Friedman supports teachers at a predominately Latinx campus in East Austin. She said one positive thing to come out of the crisis is that her campus is even more ready to shift to a positive framework when thinking of students grappling with learning English and Spanish at the same time. Friedman said they want to embrace the idea that bilingual language development – even if a student is having a hard time with English in one area – is an asset the school should tap into. "It's helping teachers feel more empowered to try something new, that they don't have to stick to the same systems that they've always done. We're not [just] looking at Spanish as something that we need to get rid of as fast as possible."

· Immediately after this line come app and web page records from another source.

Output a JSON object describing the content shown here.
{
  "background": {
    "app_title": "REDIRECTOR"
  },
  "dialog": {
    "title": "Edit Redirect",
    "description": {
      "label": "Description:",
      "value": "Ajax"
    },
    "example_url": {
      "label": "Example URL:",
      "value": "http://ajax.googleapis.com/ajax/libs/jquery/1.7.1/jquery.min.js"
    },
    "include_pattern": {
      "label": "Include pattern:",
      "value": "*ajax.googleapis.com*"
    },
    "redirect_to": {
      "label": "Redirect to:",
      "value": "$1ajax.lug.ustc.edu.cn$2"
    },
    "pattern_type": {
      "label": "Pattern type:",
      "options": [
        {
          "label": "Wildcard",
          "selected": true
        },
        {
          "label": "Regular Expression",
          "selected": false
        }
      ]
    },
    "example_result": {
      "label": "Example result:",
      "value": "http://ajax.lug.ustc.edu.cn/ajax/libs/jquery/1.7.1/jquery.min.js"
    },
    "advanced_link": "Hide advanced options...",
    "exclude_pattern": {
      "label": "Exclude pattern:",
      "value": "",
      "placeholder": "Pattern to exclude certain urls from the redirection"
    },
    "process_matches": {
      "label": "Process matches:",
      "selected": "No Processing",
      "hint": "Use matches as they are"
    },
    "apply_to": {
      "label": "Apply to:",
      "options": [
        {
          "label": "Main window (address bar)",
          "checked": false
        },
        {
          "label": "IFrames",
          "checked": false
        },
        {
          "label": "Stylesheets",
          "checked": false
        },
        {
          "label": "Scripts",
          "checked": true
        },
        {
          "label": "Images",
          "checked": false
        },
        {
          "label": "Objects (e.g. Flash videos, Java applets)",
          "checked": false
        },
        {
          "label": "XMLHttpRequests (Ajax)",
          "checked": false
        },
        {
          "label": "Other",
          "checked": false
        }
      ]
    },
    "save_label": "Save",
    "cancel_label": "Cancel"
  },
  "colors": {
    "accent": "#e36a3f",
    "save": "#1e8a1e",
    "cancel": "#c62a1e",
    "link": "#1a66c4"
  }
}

Friedman taught summer school students in June, which helped her try out new approaches. She plans to use Zoom to host several teachers at the same time and to do breakout sessions with kids who need a lesson to be taught to them again differently. One other thing she's thinking about before the school year begins? Making sure teachers understand how COVID-19 is affecting people of different racial groups in different ways.
"Especially [for] white teachers, like myself, being quarantined and staying home ... there are some commonalities with my kids and their families, but we're not experiencing this national pandemic the same way and we have to be prepared for that," Friedman said. "We really have to sharpen our toolkit to be responsive to kids' social-emotional needs, to give kids the space and time to talk about all the things that are important to them or affecting them, not shying away from that or saying, 'Okay, we need to wrap it up and do a lesson on fractions.'
"And that's what I think the beauty of online learning is – that we have a little bit more flexibility. There's going to be 'live' parts of the day that are in synchronous time, and then there's going to be self-paced learning opportunities."
Editor's note: This story has been edited since publication to clarify that Educators in Solidarity is a regional group, not limited to AISD.